Problem to solve =>
Check each line of the entries. Copy the ones that contain the string "message".

== Data records ==

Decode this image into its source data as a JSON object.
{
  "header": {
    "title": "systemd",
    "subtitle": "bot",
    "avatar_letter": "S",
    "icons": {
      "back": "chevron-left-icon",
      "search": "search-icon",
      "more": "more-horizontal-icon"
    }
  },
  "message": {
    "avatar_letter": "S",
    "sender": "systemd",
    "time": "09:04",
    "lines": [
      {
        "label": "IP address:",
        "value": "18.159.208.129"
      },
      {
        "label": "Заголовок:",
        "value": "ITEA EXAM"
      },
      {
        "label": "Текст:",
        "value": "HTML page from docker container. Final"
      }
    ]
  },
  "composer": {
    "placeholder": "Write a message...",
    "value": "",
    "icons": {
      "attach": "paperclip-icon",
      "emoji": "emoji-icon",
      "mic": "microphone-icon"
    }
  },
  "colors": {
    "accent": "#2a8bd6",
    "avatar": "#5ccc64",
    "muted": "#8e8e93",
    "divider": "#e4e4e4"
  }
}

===

Output =>
  "message": {
    "placeholder": "Write a message...",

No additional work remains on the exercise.